suffered in his industriel (not industrious) relations, and traced his sufferings to their source in the ruling power. He thence conceived the idea, in the spirit of French vivacity, of making a demonstration against the first cause of social wrong. That there were no balls in the pistols, the documents referred to sufficiently proved; at least so far as concerned the then intention of the man. Nor was there any reason to doubt that the alleged regicide fired, only that his martyrdom might be signalized. That such an act was an evidence of insanity my informant would not concede: this, he declared, was a mere English view of the affair. The man, of course, excited, and expressed himself in the language of excitement; but his conclusions were warranted by certain logical formulæ, and corroborated by premises not to be denied. The benefit of protection in France was necessarily of partial operation, and served to enhance the absurdity, corruption, and injustice of the Electoral system. Those who had the franchise, it was bitterly complained, made their way in the world, and provided better for their families than those who had it not. "This," exclaimed a warm Parisian politician,-"this is a fact indisputable, and causes invidious distinctions productive of individual discontent in innumerable quarters. Abuses like this must be removed! Is it not right they should be? Let us then not be afraid to say, they shall be! Poor Joseph Henri could not make his way in the world; hence his demonstration. This is the mystery of French regicide, real or pretended. How like you the solution? Is it not feasible, intelligible? Nay, is it not proved-by these documents? I think it is. And what does it involve?

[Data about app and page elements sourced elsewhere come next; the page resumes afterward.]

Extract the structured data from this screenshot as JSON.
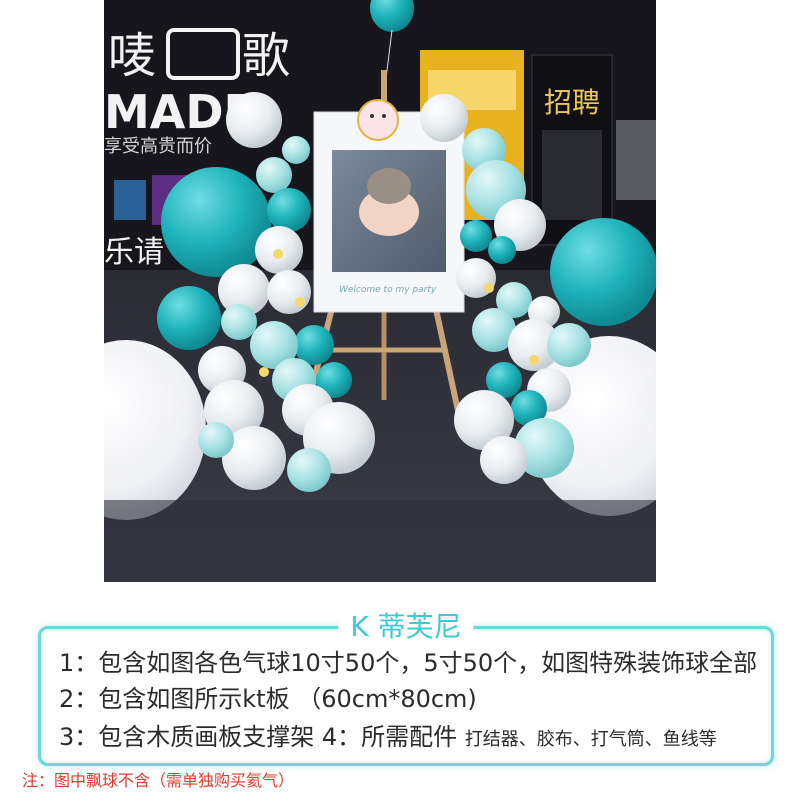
{
  "photo": {
    "bg_sign_chars": [
      "唛",
      "歌"
    ],
    "bg_brand": "MADE",
    "bg_slogan": "享受高贵而价",
    "bg_slogan2": "乐请",
    "poster_title": "招聘",
    "kt_board_caption": "Welcome to my party",
    "colors": {
      "teal": "#1fb3bb",
      "light_teal": "#a8e2e4",
      "white_balloon": "#eef1f3"
    }
  },
  "info": {
    "title": "K 蒂芙尼",
    "line1": "1：包含如图各色气球10寸50个，5寸50个，如图特殊装饰球全部",
    "line2": "2：包含如图所示kt板 （60cm*80cm)",
    "line3_main": "3：包含木质画板支撑架  4：所需配件",
    "line3_small": "打结器、胶布、打气筒、鱼线等",
    "accent_color": "#3dcbd3"
  },
  "footnote": "注：图中飘球不含（需单独购买氦气）"
}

Two things: a better Electoral system, and something like an equitable Organization of Industry. In both, France is behind England, and yet in neither is